> **Data section**
>>>

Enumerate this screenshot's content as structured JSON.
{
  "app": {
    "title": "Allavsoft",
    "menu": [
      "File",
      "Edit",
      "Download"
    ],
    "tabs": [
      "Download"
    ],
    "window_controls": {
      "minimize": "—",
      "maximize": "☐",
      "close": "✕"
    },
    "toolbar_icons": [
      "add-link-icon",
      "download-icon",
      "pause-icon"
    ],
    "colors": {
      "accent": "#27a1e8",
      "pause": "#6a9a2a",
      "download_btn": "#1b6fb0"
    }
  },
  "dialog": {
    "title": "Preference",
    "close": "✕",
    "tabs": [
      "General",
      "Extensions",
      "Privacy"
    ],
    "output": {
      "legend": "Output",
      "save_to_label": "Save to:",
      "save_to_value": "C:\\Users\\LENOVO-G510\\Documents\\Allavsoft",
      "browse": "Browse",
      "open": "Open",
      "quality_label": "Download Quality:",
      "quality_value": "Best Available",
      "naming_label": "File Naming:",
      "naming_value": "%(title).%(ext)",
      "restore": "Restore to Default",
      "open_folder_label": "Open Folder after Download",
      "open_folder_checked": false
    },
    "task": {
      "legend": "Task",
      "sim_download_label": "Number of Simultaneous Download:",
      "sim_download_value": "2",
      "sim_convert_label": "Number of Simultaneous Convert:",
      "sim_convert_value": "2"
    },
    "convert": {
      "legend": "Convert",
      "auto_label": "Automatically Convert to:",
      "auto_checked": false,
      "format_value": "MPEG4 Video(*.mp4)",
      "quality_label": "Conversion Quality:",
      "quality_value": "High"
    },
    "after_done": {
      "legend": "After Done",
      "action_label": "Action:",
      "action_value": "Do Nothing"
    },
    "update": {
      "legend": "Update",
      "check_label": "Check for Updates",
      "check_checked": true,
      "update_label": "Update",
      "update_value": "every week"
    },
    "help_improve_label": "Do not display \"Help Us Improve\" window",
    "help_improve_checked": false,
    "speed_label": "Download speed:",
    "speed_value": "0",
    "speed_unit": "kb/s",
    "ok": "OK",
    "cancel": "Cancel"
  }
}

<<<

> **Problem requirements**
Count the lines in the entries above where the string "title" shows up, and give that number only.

> **Solution to this problem**
3